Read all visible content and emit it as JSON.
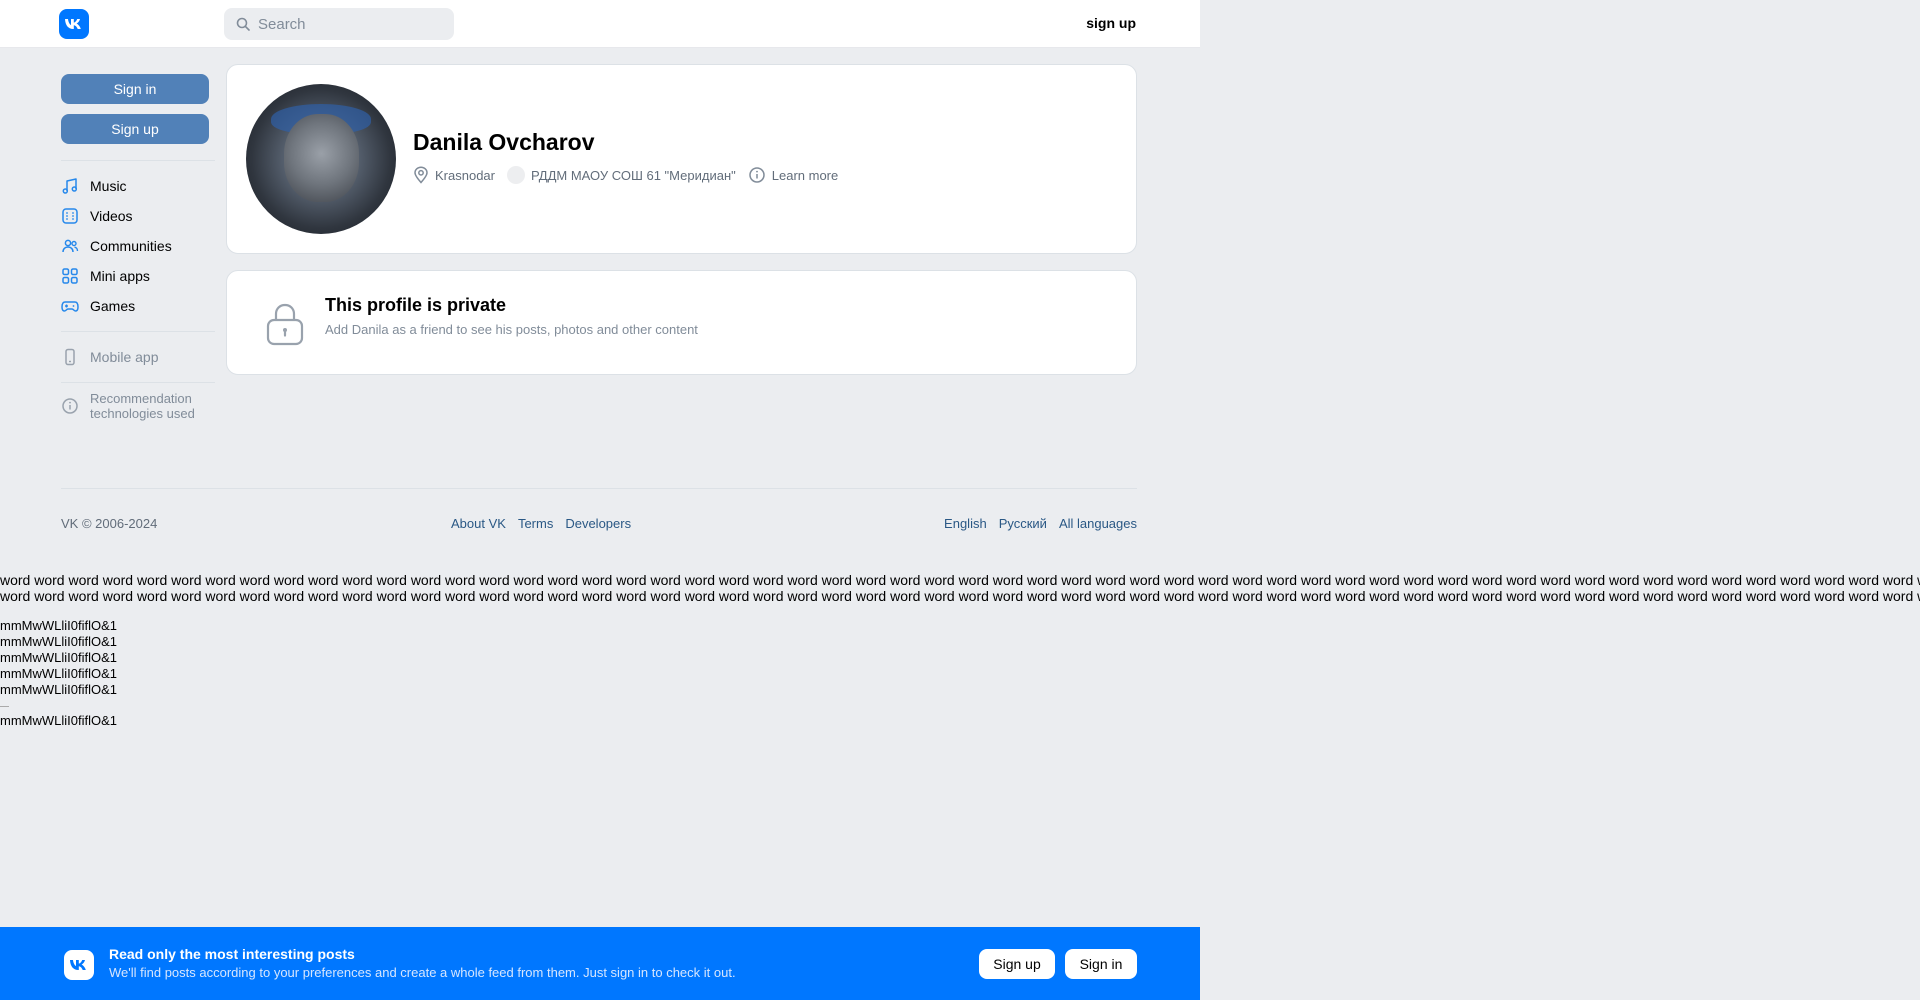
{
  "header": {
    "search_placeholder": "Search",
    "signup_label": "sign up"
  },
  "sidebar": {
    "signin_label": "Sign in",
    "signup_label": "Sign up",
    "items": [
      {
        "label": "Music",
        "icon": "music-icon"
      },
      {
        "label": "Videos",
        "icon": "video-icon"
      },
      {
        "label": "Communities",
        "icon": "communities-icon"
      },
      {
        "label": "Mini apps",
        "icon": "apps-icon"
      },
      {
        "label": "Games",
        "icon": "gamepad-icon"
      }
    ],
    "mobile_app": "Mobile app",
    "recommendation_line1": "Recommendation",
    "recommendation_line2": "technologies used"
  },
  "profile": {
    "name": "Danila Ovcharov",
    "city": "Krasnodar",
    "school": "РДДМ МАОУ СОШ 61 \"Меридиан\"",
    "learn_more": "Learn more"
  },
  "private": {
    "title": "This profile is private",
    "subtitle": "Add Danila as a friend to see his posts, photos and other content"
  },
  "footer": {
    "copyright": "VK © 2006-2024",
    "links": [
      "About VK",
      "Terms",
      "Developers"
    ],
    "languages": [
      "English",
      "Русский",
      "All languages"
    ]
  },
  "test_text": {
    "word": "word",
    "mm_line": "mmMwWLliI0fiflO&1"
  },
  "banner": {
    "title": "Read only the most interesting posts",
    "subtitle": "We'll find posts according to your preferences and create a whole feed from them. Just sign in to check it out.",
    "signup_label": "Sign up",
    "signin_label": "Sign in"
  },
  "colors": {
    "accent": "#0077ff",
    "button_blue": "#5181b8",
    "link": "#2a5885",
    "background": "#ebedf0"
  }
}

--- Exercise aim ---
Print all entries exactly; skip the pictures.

--- Problem solution ---
Read all visible content and emit it as JSON.
{
  "header": {
    "search_placeholder": "Search",
    "signup_label": "sign up"
  },
  "sidebar": {
    "signin_label": "Sign in",
    "signup_label": "Sign up",
    "items": [
      {
        "label": "Music",
        "icon": "music-icon"
      },
      {
        "label": "Videos",
        "icon": "video-icon"
      },
      {
        "label": "Communities",
        "icon": "communities-icon"
      },
      {
        "label": "Mini apps",
        "icon": "apps-icon"
      },
      {
        "label": "Games",
        "icon": "gamepad-icon"
      }
    ],
    "mobile_app": "Mobile app",
    "recommendation_line1": "Recommendation",
    "recommendation_line2": "technologies used"
  },
  "profile": {
    "name": "Danila Ovcharov",
    "city": "Krasnodar",
    "school": "РДДМ МАОУ СОШ 61 \"Меридиан\"",
    "learn_more": "Learn more"
  },
  "private": {
    "title": "This profile is private",
    "subtitle": "Add Danila as a friend to see his posts, photos and other content"
  },
  "footer": {
    "copyright": "VK © 2006-2024",
    "links": [
      "About VK",
      "Terms",
      "Developers"
    ],
    "languages": [
      "English",
      "Русский",
      "All languages"
    ]
  },
  "test_text": {
    "word": "word",
    "mm_line": "mmMwWLliI0fiflO&1"
  },
  "banner": {
    "title": "Read only the most interesting posts",
    "subtitle": "We'll find posts according to your preferences and create a whole feed from them. Just sign in to check it out.",
    "signup_label": "Sign up",
    "signin_label": "Sign in"
  },
  "colors": {
    "accent": "#0077ff",
    "button_blue": "#5181b8",
    "link": "#2a5885",
    "background": "#ebedf0"
  }
}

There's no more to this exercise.